- **Dataset records**:
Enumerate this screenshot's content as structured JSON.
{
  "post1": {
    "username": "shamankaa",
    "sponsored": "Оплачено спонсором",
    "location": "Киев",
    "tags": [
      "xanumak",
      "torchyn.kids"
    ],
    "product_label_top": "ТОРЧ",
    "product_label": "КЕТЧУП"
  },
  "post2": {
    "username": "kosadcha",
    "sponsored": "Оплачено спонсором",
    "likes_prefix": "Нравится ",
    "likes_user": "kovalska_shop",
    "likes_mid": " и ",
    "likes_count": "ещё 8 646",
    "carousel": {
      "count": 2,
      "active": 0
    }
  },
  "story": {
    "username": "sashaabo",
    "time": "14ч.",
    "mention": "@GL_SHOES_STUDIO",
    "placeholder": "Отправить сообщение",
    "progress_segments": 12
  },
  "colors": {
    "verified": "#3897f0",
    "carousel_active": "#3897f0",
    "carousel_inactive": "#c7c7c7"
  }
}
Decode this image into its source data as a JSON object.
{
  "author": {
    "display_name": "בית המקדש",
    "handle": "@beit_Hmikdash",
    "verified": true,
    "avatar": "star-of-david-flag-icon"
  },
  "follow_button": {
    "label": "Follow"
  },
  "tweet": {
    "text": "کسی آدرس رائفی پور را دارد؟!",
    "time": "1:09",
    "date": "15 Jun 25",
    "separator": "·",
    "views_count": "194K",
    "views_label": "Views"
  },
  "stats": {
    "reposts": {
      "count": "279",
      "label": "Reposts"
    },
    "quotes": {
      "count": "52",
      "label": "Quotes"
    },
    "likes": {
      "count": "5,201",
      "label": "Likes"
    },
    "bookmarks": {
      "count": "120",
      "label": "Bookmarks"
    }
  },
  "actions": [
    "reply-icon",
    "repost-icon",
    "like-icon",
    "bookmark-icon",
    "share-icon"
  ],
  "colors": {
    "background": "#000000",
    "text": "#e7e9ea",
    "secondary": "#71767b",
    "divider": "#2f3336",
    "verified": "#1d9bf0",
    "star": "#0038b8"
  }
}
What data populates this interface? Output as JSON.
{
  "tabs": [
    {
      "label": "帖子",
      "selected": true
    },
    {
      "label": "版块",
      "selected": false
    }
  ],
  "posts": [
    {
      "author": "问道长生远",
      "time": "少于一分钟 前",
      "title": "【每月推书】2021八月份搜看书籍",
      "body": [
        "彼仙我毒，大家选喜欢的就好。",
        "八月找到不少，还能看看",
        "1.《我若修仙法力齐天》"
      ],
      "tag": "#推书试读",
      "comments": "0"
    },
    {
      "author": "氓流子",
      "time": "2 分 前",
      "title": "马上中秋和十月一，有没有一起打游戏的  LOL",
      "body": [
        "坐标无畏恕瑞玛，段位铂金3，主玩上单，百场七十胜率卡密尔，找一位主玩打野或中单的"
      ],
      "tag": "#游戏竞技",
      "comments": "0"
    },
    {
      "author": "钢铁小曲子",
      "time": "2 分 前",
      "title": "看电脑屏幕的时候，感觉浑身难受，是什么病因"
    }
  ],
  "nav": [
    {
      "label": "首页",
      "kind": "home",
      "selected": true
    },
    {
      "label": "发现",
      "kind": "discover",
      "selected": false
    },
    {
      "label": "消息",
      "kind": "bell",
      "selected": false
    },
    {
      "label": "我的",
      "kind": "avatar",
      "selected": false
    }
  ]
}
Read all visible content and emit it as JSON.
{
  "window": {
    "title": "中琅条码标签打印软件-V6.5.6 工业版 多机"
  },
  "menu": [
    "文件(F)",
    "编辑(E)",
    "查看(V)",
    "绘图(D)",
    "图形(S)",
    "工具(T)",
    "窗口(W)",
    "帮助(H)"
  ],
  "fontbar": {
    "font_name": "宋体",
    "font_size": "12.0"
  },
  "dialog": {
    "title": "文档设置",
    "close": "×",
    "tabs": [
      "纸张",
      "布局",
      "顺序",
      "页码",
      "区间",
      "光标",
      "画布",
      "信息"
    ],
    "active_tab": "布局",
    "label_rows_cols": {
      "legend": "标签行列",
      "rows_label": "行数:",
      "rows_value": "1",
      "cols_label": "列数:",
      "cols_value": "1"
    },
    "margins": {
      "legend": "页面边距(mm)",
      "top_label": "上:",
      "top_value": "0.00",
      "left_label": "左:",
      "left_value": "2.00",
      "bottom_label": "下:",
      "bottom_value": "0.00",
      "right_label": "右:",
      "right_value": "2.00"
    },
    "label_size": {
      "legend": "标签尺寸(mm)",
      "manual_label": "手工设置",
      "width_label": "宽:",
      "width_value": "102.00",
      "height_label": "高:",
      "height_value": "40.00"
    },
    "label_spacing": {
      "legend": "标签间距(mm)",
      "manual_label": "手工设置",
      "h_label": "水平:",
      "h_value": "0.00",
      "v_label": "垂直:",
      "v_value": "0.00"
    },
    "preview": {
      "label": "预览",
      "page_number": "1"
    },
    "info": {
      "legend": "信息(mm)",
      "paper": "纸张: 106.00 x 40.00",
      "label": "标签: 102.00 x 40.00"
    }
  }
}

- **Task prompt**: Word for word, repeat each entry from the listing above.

- **Task solution**:
Enumerate this screenshot's content as structured JSON.
{
  "post1": {
    "username": "shamankaa",
    "sponsored": "Оплачено спонсором",
    "location": "Киев",
    "tags": [
      "xanumak",
      "torchyn.kids"
    ],
    "product_label_top": "ТОРЧ",
    "product_label": "КЕТЧУП"
  },
  "post2": {
    "username": "kosadcha",
    "sponsored": "Оплачено спонсором",
    "likes_prefix": "Нравится ",
    "likes_user": "kovalska_shop",
    "likes_mid": " и ",
    "likes_count": "ещё 8 646",
    "carousel": {
      "count": 2,
      "active": 0
    }
  },
  "story": {
    "username": "sashaabo",
    "time": "14ч.",
    "mention": "@GL_SHOES_STUDIO",
    "placeholder": "Отправить сообщение",
    "progress_segments": 12
  },
  "colors": {
    "verified": "#3897f0",
    "carousel_active": "#3897f0",
    "carousel_inactive": "#c7c7c7"
  }
}
Decode this image into its source data as a JSON object.
{
  "author": {
    "display_name": "בית המקדש",
    "handle": "@beit_Hmikdash",
    "verified": true,
    "avatar": "star-of-david-flag-icon"
  },
  "follow_button": {
    "label": "Follow"
  },
  "tweet": {
    "text": "کسی آدرس رائفی پور را دارد؟!",
    "time": "1:09",
    "date": "15 Jun 25",
    "separator": "·",
    "views_count": "194K",
    "views_label": "Views"
  },
  "stats": {
    "reposts": {
      "count": "279",
      "label": "Reposts"
    },
    "quotes": {
      "count": "52",
      "label": "Quotes"
    },
    "likes": {
      "count": "5,201",
      "label": "Likes"
    },
    "bookmarks": {
      "count": "120",
      "label": "Bookmarks"
    }
  },
  "actions": [
    "reply-icon",
    "repost-icon",
    "like-icon",
    "bookmark-icon",
    "share-icon"
  ],
  "colors": {
    "background": "#000000",
    "text": "#e7e9ea",
    "secondary": "#71767b",
    "divider": "#2f3336",
    "verified": "#1d9bf0",
    "star": "#0038b8"
  }
}
What data populates this interface? Output as JSON.
{
  "tabs": [
    {
      "label": "帖子",
      "selected": true
    },
    {
      "label": "版块",
      "selected": false
    }
  ],
  "posts": [
    {
      "author": "问道长生远",
      "time": "少于一分钟 前",
      "title": "【每月推书】2021八月份搜看书籍",
      "body": [
        "彼仙我毒，大家选喜欢的就好。",
        "八月找到不少，还能看看",
        "1.《我若修仙法力齐天》"
      ],
      "tag": "#推书试读",
      "comments": "0"
    },
    {
      "author": "氓流子",
      "time": "2 分 前",
      "title": "马上中秋和十月一，有没有一起打游戏的  LOL",
      "body": [
        "坐标无畏恕瑞玛，段位铂金3，主玩上单，百场七十胜率卡密尔，找一位主玩打野或中单的"
      ],
      "tag": "#游戏竞技",
      "comments": "0"
    },
    {
      "author": "钢铁小曲子",
      "time": "2 分 前",
      "title": "看电脑屏幕的时候，感觉浑身难受，是什么病因"
    }
  ],
  "nav": [
    {
      "label": "首页",
      "kind": "home",
      "selected": true
    },
    {
      "label": "发现",
      "kind": "discover",
      "selected": false
    },
    {
      "label": "消息",
      "kind": "bell",
      "selected": false
    },
    {
      "label": "我的",
      "kind": "avatar",
      "selected": false
    }
  ]
}
Read all visible content and emit it as JSON.
{
  "window": {
    "title": "中琅条码标签打印软件-V6.5.6 工业版 多机"
  },
  "menu": [
    "文件(F)",
    "编辑(E)",
    "查看(V)",
    "绘图(D)",
    "图形(S)",
    "工具(T)",
    "窗口(W)",
    "帮助(H)"
  ],
  "fontbar": {
    "font_name": "宋体",
    "font_size": "12.0"
  },
  "dialog": {
    "title": "文档设置",
    "close": "×",
    "tabs": [
      "纸张",
      "布局",
      "顺序",
      "页码",
      "区间",
      "光标",
      "画布",
      "信息"
    ],
    "active_tab": "布局",
    "label_rows_cols": {
      "legend": "标签行列",
      "rows_label": "行数:",
      "rows_value": "1",
      "cols_label": "列数:",
      "cols_value": "1"
    },
    "margins": {
      "legend": "页面边距(mm)",
      "top_label": "上:",
      "top_value": "0.00",
      "left_label": "左:",
      "left_value": "2.00",
      "bottom_label": "下:",
      "bottom_value": "0.00",
      "right_label": "右:",
      "right_value": "2.00"
    },
    "label_size": {
      "legend": "标签尺寸(mm)",
      "manual_label": "手工设置",
      "width_label": "宽:",
      "width_value": "102.00",
      "height_label": "高:",
      "height_value": "40.00"
    },
    "label_spacing": {
      "legend": "标签间距(mm)",
      "manual_label": "手工设置",
      "h_label": "水平:",
      "h_value": "0.00",
      "v_label": "垂直:",
      "v_value": "0.00"
    },
    "preview": {
      "label": "预览",
      "page_number": "1"
    },
    "info": {
      "legend": "信息(mm)",
      "paper": "纸张: 106.00 x 40.00",
      "label": "标签: 102.00 x 40.00"
    }
  }
}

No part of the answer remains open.